- Records for this exercise -

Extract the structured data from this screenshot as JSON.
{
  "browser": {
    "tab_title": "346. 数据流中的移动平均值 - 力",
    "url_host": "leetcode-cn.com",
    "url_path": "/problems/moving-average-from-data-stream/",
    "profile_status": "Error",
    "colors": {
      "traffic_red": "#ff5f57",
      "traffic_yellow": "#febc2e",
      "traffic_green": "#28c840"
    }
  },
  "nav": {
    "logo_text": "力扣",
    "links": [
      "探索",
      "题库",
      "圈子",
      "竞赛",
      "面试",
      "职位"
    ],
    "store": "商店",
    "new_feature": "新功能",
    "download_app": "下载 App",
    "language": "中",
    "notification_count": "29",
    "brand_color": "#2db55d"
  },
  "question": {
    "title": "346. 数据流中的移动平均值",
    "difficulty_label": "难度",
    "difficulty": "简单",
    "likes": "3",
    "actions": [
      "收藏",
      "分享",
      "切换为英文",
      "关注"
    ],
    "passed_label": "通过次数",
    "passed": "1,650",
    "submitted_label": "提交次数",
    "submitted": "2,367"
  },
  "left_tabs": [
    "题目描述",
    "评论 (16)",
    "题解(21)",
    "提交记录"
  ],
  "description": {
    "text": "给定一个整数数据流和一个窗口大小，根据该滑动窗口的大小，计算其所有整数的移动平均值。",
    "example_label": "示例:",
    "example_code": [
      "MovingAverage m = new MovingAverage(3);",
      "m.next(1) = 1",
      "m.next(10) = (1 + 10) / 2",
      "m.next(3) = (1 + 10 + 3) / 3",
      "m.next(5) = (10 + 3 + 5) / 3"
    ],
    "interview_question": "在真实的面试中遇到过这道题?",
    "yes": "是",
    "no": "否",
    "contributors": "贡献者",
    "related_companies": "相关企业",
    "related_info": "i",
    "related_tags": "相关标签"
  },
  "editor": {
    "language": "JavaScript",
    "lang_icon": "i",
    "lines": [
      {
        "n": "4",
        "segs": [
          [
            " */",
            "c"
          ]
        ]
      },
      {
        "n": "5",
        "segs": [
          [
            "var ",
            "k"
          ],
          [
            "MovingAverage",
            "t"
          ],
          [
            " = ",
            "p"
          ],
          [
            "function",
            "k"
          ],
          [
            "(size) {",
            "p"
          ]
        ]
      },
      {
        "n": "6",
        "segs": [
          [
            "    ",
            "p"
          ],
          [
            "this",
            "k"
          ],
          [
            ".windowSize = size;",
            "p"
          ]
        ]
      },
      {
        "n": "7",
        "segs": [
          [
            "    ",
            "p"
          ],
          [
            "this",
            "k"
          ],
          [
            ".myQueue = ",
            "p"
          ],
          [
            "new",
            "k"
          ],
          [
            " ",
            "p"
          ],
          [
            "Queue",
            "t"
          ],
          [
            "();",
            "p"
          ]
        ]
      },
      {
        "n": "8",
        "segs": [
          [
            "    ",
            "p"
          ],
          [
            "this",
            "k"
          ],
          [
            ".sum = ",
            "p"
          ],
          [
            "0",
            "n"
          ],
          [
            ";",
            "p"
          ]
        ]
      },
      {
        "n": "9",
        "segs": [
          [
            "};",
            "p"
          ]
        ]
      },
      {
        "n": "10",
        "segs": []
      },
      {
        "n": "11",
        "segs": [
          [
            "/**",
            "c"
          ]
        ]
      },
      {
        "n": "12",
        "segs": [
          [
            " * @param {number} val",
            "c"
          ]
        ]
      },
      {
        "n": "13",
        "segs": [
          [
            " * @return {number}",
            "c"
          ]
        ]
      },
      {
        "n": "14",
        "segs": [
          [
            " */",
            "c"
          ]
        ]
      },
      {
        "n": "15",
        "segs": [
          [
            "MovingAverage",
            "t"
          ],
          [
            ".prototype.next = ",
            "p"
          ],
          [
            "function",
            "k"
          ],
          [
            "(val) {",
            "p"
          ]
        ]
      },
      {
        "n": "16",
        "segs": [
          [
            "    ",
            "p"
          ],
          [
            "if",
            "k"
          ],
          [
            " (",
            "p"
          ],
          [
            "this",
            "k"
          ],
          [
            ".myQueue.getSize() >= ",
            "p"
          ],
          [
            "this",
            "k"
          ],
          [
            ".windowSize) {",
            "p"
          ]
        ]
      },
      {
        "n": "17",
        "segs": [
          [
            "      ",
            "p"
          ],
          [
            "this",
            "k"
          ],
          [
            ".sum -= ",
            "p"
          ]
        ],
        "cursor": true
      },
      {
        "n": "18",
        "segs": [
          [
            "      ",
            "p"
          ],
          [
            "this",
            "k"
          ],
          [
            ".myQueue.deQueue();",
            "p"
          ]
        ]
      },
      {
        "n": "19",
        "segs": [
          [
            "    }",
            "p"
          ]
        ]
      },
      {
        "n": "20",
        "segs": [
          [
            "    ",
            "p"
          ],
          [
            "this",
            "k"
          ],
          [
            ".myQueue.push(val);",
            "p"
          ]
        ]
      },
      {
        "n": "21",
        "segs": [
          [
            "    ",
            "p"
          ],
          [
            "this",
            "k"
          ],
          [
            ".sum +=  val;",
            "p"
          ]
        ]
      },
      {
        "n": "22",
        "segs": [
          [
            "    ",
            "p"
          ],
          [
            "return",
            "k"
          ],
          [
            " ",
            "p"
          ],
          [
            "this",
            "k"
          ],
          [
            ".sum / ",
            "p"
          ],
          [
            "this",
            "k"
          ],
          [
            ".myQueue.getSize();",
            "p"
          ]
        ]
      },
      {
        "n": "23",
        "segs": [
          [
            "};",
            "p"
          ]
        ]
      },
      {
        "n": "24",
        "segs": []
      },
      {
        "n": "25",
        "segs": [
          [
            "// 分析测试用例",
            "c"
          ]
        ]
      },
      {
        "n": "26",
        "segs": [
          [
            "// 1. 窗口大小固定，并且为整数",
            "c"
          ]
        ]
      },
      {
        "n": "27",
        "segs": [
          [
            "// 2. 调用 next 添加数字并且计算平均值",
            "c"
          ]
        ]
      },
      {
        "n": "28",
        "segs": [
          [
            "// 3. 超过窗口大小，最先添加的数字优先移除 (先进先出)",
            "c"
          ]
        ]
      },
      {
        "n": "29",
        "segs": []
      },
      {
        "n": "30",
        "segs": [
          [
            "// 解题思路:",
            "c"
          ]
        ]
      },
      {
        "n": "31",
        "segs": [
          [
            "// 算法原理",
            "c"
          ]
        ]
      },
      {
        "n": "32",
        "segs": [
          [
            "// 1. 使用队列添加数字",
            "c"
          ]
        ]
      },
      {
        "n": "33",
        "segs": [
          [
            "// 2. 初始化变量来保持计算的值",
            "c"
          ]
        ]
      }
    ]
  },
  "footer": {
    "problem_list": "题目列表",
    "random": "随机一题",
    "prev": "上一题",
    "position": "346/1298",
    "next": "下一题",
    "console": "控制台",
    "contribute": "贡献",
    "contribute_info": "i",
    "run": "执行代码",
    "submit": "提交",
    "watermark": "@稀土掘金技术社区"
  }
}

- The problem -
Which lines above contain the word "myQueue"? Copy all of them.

- Answer to this exercise -
            ".myQueue = ",
            ".myQueue.getSize() >= ",
            ".myQueue.deQueue();",
            ".myQueue.push(val);",
            ".myQueue.getSize();",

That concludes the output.